LOUISVILLE, Ky. (AP) — Before the coronavirus hit Kentucky in March, Marine Corps veteran Theodore McNeal enjoyed golfing every day and hosting friends and family at his Springfield home.
For months, his social life has taken a dive: No more watching the University of Kentucky Wildcats play with friends or frequently leaving the house to meet up with others.
“Like for everybody else,” said McNeal, 73, who has battled stage 4 lung cancer since October, “it’s been a pain.”
In what he hopes marks the beginning of life getting back to normal, he was one of the first few non-employee veterans to get his initial dose of the Moderna COVID-19 vaccine on Wednesday at Robley Rex Medical Center’s drive-thru clinic.
The Louisville VA center kicked off its drive-thru for high-risk veterans, those 75 and older and those living in congregate settings, with 30 scheduled appointments. The number of veterans who can get through the site in a day will increase, but for now staff are focused on working out any kinks.
One of the challenges with this vaccine is it has to be thawed, and then there’s a short window for use, said Stephen Black, the medical center’s director.
“These veterans deserve every single drop we have,” he said. “We want to make sure we don’t waste any, and that’s why we’re starting off slowly, but we’re learning.”
After the capacity uptick, the number of vets coming through the site will be determined by how many vaccine doses Robley Rex is allocated from the U.S. Department of Veterans Affairs.
The center has 2,500 doses and expects to get up to 700 more doses next week, Black said. It has reached out to more than 3,000 eligible veterans, with about 2,000 agreeing to get inoculated.
The center received 1,500 doses of the Moderna vaccine on Dec. 22 and began vaccinating health care workers and will continue to do so, even as non-employee veterans gain access.
So far, Black said, the center has vaccinated more than 1,000 of its 2,000 staff members. Getting the shot is not mandatory.
The VA’s vaccine supply is separate from the commonwealth’s supply. The latter has thus far received 227,850 doses and administered 77,349.
Meanwhile, Kentucky on Wednesday broke its daily record for coronavirus cases, with Gov. Andy Beshear announcing 5,742 new positive tests, along with 34 deaths.
The state’s positivity rate is now 11.7%, and 1,778 people are hospitalized, 428 are in intensive care units and 244 are on ventilators. Kentucky has reported 2,806 total deaths, 286,541 total cases and 37,821 recoveries from the some 3.5 million tests administered.
Of the record case total, 828 were from Jefferson County.

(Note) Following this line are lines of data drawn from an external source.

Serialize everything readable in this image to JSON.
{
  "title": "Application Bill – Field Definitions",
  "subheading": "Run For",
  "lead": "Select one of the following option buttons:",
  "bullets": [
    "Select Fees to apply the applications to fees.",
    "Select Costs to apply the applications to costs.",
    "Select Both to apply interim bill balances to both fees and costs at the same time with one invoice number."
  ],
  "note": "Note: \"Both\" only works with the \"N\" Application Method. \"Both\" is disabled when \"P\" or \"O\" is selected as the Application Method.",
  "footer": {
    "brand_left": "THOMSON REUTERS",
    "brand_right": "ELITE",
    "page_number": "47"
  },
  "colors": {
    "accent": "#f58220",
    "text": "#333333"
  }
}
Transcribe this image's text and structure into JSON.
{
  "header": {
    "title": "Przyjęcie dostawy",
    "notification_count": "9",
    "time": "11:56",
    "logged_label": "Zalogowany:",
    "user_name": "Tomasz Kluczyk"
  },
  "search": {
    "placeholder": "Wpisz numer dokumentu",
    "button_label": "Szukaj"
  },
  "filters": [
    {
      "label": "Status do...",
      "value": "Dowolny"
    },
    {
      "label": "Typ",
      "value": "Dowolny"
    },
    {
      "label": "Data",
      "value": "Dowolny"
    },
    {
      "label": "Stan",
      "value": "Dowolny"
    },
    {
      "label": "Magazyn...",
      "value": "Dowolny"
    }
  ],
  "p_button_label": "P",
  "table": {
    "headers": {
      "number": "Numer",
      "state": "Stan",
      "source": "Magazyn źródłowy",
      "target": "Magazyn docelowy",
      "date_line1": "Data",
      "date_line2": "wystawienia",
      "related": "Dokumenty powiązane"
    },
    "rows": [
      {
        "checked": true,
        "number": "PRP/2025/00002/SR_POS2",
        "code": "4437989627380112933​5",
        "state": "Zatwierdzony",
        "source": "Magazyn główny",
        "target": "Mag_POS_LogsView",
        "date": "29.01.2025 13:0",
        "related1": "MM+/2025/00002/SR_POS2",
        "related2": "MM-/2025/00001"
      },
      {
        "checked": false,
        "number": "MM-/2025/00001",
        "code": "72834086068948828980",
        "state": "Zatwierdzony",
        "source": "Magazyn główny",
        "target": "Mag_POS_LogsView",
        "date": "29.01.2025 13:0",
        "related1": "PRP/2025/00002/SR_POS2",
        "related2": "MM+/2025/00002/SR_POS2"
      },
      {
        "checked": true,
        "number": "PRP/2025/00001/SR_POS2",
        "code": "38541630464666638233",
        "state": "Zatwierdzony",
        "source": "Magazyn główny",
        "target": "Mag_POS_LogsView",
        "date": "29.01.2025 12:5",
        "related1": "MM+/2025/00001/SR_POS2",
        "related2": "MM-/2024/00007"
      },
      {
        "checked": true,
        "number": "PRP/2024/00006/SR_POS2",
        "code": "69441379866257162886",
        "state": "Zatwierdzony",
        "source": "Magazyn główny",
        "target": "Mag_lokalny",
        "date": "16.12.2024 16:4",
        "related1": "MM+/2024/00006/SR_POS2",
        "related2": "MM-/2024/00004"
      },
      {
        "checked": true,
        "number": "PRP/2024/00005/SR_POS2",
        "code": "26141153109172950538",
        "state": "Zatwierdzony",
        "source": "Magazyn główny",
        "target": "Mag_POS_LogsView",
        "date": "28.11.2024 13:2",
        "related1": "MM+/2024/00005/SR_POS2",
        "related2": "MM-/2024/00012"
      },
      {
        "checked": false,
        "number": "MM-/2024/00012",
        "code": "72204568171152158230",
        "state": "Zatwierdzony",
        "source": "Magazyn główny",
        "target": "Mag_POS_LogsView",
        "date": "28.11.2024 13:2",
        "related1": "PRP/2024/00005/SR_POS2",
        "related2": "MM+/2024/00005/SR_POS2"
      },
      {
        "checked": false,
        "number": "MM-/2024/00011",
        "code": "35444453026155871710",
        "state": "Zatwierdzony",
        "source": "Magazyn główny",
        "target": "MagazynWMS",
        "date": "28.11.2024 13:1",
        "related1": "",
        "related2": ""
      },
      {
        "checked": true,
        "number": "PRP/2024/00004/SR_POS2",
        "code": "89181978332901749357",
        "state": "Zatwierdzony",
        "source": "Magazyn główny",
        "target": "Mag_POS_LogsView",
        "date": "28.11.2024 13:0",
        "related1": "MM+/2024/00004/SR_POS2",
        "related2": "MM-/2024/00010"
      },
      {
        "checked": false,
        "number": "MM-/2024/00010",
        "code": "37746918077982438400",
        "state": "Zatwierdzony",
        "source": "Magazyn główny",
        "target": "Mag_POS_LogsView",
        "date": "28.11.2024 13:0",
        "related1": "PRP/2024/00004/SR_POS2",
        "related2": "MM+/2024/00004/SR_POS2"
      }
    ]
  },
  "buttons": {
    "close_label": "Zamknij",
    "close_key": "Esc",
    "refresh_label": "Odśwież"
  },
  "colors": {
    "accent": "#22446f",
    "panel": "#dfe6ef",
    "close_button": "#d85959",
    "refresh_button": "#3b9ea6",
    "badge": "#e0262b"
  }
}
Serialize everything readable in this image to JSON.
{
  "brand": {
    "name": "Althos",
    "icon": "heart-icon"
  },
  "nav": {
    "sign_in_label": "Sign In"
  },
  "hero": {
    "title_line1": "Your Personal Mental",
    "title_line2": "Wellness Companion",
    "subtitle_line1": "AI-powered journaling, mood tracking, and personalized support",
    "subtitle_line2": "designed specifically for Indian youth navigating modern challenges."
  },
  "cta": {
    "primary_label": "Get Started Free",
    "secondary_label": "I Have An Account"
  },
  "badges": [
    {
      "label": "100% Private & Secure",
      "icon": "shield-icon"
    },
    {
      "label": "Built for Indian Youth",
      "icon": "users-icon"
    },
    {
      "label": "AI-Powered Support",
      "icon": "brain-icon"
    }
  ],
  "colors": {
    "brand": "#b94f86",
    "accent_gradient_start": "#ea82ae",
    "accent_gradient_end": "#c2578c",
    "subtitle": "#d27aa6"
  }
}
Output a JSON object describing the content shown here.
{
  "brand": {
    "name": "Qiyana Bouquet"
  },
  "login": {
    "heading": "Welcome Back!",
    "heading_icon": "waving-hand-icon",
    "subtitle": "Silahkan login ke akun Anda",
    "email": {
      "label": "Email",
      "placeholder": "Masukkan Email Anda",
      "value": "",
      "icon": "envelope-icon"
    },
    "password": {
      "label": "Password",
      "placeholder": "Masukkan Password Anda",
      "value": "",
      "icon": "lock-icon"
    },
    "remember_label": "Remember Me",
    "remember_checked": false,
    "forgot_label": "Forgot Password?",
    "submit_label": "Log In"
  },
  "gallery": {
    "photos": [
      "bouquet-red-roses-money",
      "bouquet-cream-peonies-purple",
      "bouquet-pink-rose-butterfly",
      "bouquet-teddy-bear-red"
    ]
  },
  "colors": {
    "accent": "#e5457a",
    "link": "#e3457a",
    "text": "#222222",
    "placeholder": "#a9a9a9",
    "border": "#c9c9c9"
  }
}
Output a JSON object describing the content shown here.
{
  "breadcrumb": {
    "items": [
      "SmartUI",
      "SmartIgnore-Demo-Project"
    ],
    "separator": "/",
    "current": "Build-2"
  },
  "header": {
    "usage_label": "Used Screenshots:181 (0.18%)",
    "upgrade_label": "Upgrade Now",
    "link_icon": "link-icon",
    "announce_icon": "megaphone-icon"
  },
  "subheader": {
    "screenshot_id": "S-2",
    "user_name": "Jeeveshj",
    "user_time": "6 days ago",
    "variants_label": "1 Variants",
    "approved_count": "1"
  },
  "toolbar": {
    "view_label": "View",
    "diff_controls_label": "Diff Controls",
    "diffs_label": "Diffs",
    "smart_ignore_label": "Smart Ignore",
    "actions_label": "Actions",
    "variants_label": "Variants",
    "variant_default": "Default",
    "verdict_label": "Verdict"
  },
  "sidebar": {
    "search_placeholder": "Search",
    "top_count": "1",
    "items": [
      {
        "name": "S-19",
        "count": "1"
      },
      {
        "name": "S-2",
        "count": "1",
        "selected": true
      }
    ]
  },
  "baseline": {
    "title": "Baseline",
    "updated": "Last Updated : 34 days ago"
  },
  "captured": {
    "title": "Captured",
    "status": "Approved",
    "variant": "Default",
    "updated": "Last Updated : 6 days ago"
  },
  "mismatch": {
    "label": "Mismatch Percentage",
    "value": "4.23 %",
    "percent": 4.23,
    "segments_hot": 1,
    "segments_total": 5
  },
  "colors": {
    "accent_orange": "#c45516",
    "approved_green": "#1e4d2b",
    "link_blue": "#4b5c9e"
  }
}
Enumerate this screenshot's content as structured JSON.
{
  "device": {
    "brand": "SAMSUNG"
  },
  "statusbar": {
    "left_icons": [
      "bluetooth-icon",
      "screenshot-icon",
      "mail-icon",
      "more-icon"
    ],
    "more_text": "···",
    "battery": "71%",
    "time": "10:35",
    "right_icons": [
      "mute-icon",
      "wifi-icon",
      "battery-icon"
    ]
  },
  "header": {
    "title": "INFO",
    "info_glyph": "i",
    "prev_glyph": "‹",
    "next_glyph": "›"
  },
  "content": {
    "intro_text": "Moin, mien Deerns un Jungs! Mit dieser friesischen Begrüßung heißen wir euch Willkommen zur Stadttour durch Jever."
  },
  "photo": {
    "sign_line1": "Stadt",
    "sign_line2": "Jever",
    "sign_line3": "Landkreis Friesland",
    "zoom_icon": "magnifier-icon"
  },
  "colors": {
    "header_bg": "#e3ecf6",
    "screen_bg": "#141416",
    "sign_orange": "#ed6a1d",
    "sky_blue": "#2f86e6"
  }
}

Amid the growing cases, “Veterans (having) the opportunity to get these shots is a wonderful, wonderful thing,” McNeal said. “I think they’ve always led the way in the right things and taking this shot’s right. Might help a lot of people, a lot of lives.”
WHAT HAPPENS NEXT?
Robley Rex staff will reach out to veterans who are eligible for inoculation “as vaccine supplies increase.” A veteran not receiving medical care from the center can still call 502-287-5591 and see if she or he is eligible.
Staff are reaching out to veterans they have identified as at high risk for complications due to COVID-19, those over 75 and those in congregate living settings to schedule the first of two Moderna doses.
The drive-thru features check-in points, a tent under which staff administer the doses and parking areas where the veterans wait for observation after getting the shot.
This article was written by SARAH LADD, The Courier Journal from The Associated Press and was legally licensed through the Industry Dive publisher network. Please direct all licensing questions to firstname.lastname@example.org.